• What the task asks
Note each line in the data below that holds "date", and copy it.

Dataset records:

* * * * * * *

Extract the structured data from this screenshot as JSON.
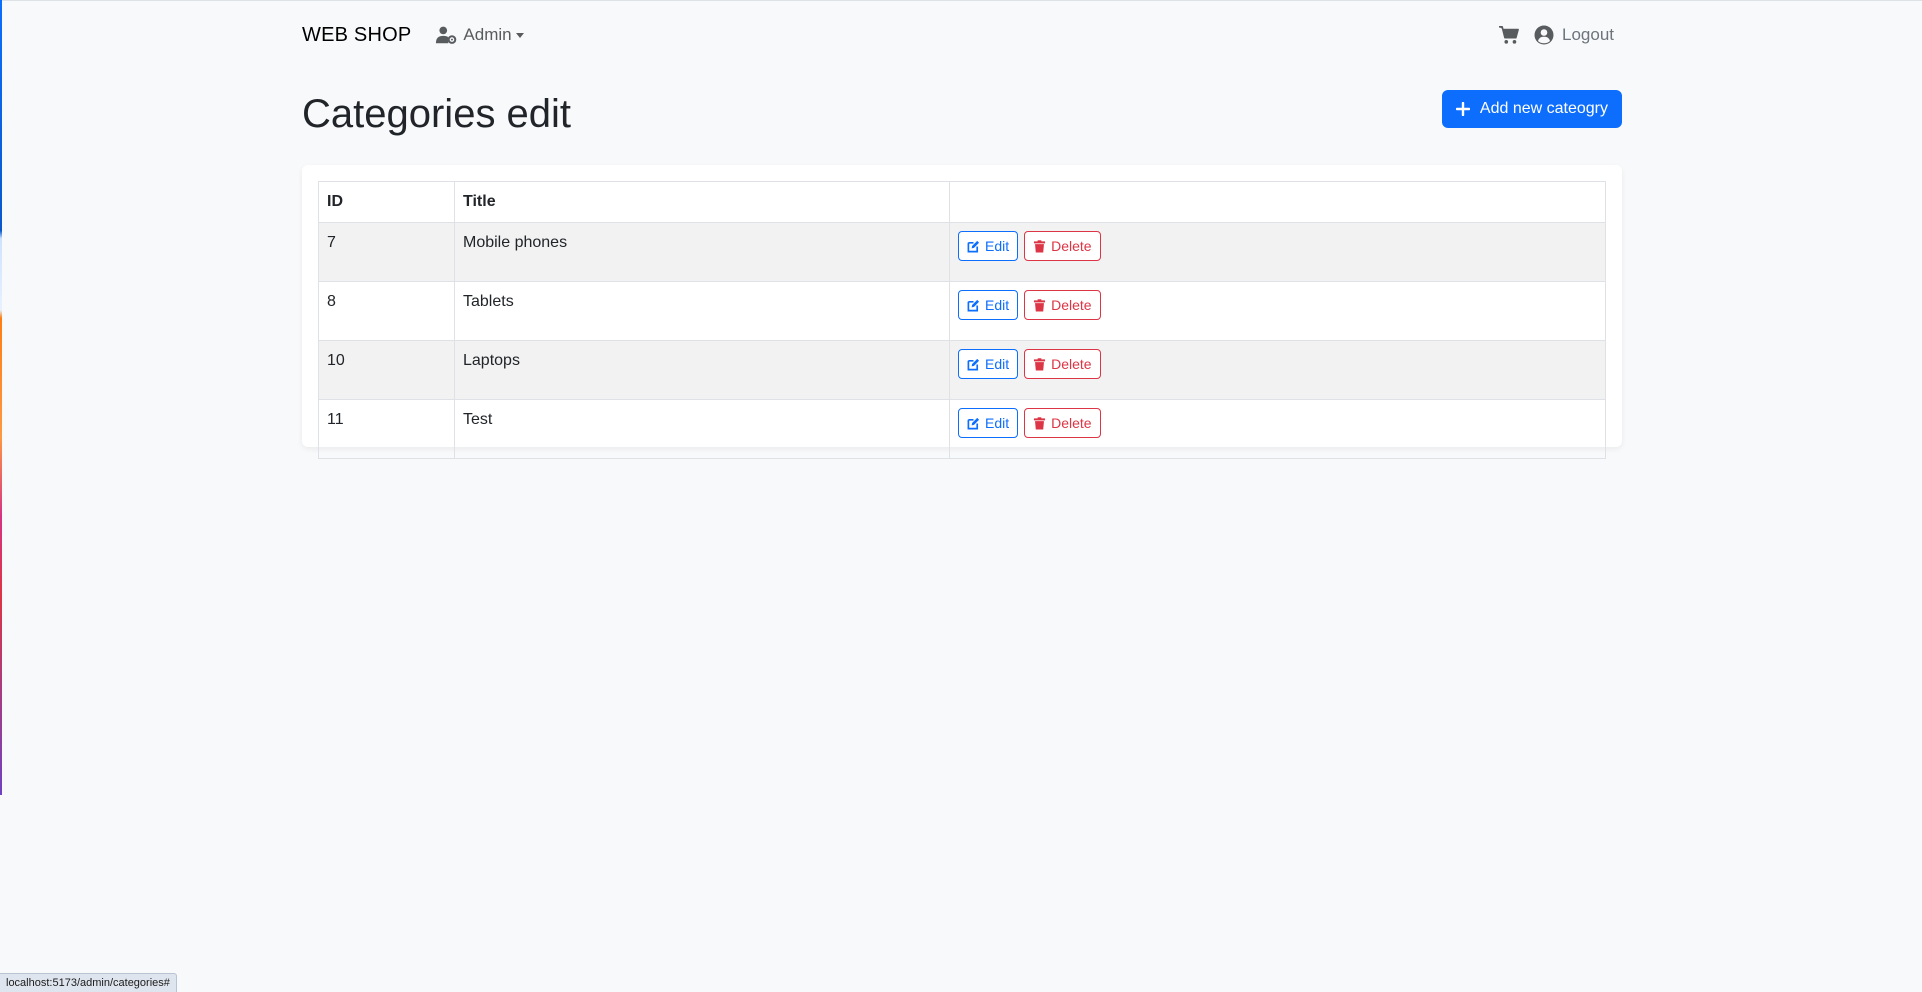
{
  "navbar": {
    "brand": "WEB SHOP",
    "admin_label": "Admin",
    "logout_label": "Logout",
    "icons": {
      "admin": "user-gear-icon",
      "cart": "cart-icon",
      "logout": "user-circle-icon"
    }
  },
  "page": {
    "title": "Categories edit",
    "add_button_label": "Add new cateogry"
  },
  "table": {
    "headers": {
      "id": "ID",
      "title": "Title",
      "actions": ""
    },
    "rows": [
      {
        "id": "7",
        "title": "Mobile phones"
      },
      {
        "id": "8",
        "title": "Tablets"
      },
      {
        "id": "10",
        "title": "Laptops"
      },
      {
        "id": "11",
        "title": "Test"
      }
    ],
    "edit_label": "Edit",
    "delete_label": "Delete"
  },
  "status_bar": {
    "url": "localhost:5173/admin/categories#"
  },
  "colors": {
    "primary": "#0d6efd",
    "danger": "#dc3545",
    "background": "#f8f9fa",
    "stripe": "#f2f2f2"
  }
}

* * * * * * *

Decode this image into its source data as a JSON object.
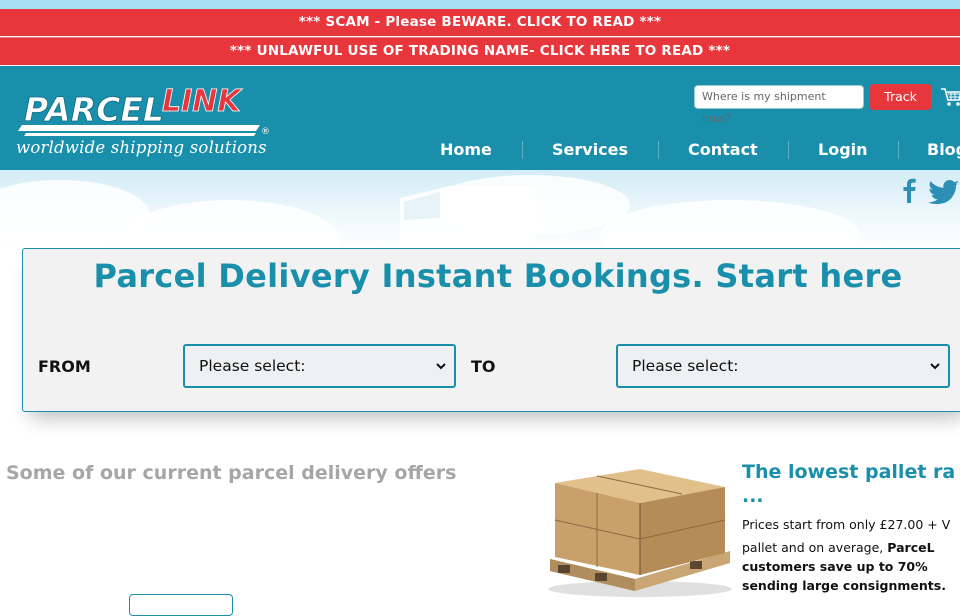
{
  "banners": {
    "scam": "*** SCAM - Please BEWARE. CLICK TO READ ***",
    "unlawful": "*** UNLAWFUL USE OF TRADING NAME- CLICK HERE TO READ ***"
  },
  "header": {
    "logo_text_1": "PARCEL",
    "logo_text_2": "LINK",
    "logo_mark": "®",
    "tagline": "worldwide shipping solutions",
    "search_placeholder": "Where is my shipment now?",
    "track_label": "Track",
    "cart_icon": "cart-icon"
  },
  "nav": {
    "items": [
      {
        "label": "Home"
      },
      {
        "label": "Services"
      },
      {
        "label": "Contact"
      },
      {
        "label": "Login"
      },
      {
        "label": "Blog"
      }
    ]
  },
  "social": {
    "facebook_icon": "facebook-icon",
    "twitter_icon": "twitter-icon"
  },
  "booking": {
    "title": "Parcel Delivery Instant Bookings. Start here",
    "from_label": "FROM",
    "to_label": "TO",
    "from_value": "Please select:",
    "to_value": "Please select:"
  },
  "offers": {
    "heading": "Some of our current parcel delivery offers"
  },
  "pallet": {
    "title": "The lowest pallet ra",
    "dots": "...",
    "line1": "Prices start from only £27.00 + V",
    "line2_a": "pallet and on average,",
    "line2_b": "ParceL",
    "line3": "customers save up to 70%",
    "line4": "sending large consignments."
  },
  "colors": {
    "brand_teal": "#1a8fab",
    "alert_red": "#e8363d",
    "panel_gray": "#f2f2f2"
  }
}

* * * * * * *

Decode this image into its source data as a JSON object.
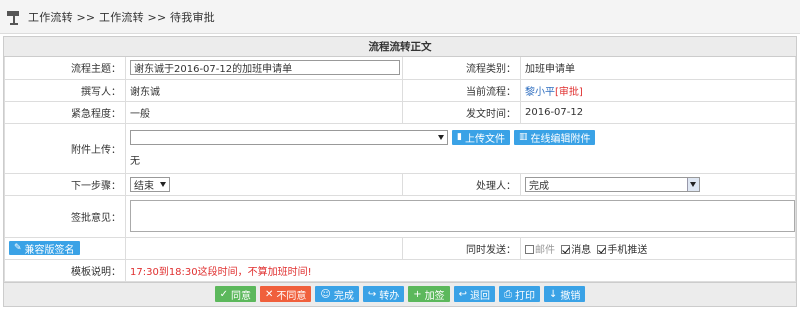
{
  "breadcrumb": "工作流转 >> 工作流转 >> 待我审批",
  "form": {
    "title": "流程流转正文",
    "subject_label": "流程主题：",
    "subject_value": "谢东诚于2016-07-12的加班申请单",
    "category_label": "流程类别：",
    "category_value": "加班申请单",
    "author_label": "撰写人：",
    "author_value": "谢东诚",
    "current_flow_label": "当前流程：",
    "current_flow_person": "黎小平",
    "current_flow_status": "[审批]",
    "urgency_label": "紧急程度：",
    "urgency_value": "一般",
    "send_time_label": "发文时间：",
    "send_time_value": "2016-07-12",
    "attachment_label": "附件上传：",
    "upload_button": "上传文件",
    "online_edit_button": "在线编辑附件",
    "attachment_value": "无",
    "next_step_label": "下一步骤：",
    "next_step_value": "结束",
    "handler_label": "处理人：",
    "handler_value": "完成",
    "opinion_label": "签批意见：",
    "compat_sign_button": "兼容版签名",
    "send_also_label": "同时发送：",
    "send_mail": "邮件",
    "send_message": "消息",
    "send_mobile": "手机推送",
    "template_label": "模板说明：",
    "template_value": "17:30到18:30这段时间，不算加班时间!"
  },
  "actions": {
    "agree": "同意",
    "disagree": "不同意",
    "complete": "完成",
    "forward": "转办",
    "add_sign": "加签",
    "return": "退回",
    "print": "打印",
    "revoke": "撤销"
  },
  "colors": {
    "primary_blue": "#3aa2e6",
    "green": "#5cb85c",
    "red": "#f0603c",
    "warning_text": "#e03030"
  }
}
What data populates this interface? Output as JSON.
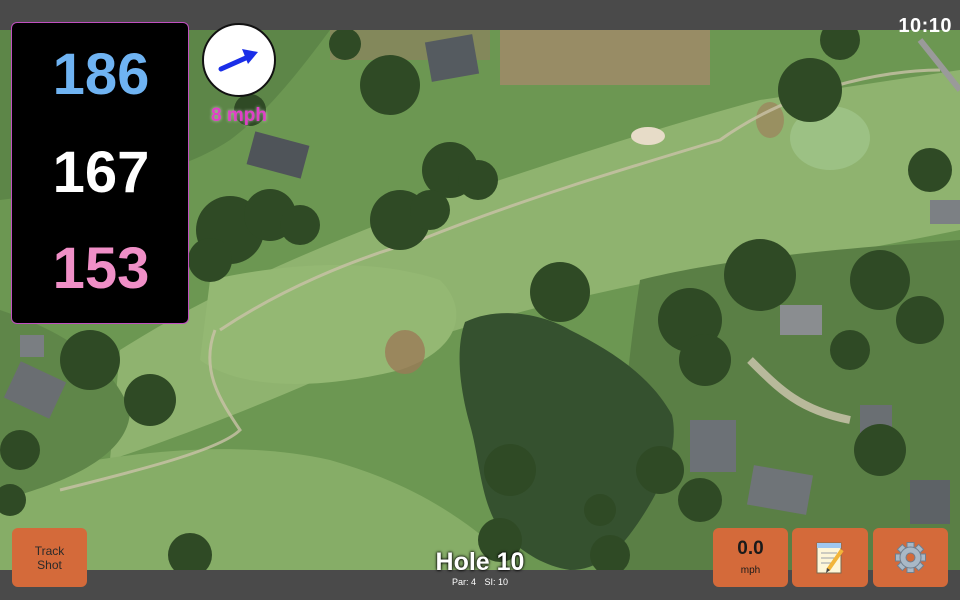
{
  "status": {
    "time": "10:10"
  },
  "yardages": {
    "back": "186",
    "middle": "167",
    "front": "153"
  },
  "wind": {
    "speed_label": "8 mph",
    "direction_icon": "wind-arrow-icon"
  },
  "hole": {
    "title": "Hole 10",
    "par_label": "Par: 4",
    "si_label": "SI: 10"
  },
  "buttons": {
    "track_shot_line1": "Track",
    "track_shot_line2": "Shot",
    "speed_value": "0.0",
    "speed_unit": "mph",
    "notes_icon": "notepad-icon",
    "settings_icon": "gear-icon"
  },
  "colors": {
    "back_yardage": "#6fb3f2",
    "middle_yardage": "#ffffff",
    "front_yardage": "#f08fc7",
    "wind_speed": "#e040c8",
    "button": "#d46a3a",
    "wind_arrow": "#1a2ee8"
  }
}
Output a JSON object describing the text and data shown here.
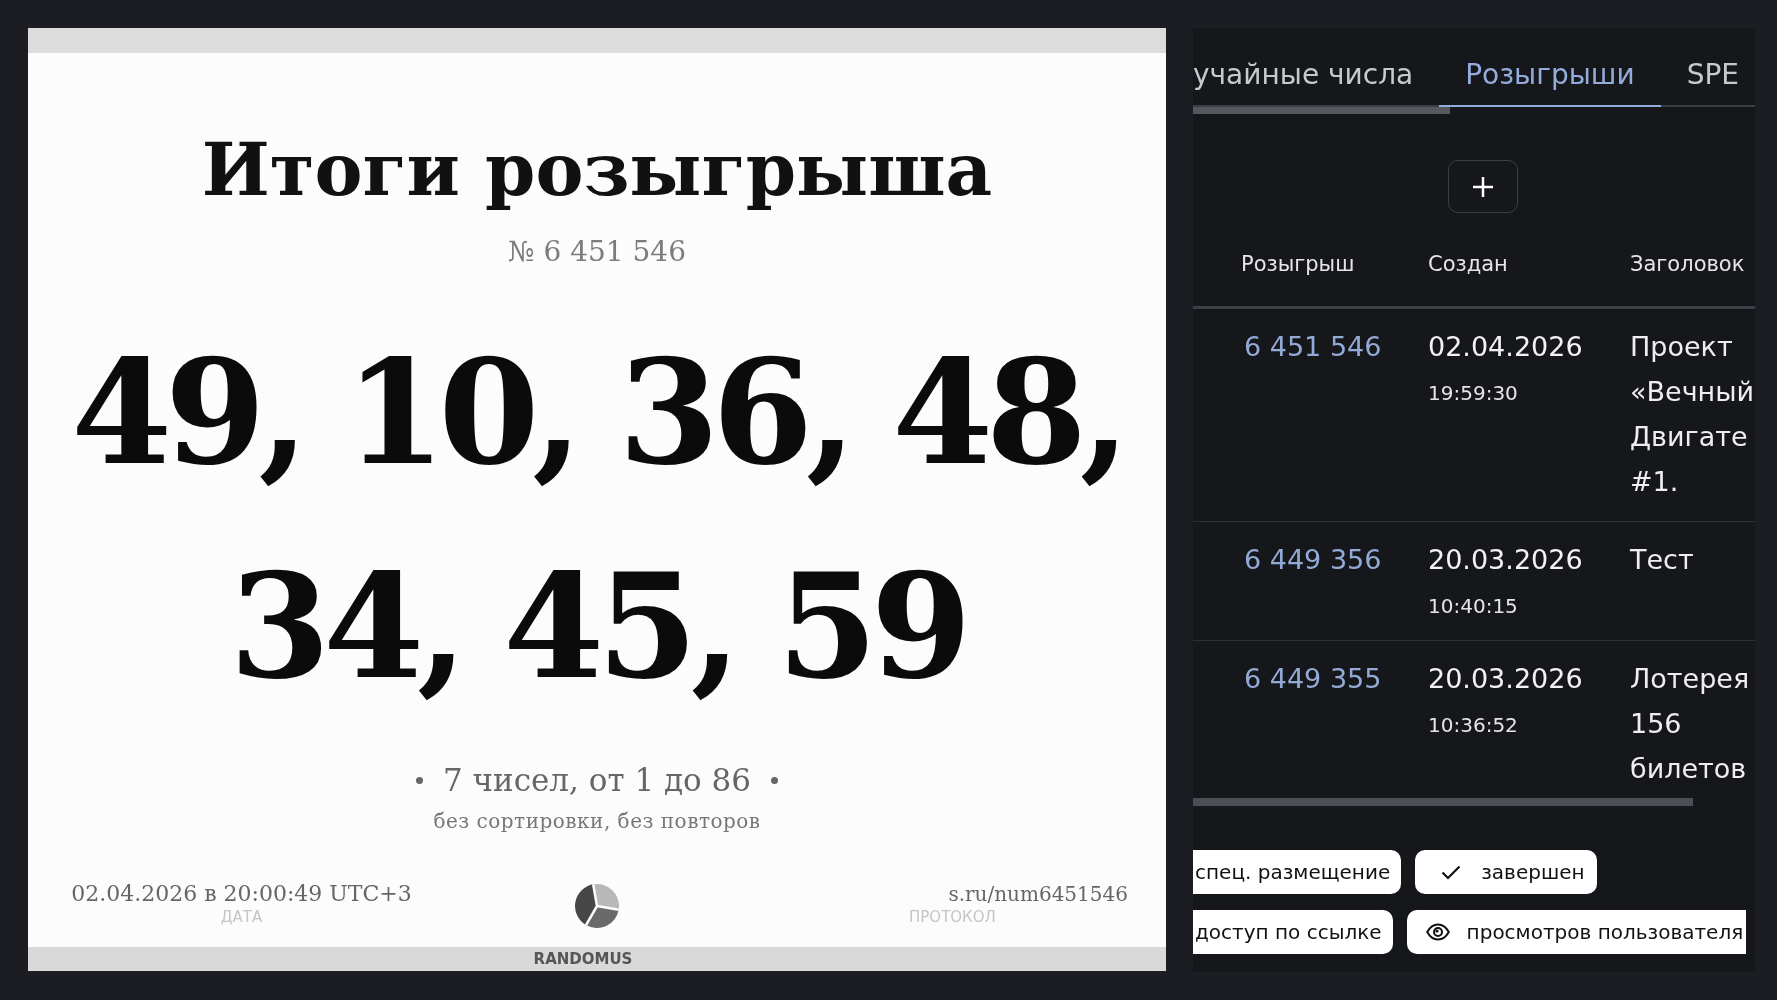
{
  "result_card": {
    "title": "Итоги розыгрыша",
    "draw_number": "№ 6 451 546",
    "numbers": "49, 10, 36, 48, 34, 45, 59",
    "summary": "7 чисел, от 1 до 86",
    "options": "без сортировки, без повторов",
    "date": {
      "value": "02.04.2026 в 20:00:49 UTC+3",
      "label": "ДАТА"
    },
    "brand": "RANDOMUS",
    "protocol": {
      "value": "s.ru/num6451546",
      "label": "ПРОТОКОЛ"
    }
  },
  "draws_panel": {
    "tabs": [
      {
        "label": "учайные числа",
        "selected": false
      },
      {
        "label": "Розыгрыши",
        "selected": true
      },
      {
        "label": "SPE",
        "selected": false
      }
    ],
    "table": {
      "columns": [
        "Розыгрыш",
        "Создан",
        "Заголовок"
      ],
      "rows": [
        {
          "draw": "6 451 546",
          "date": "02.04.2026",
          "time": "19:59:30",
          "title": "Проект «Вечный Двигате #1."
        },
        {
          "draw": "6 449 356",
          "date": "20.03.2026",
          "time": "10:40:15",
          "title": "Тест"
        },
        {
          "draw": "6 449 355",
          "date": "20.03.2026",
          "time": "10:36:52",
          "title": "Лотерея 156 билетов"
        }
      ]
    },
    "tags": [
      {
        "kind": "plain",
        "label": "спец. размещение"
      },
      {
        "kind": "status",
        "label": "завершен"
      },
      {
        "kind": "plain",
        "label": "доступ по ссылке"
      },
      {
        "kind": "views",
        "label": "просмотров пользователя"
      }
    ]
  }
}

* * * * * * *

• Answer below
    "date": {
          "date": "02.04.2026",
          "date": "20.03.2026",
          "date": "20.03.2026",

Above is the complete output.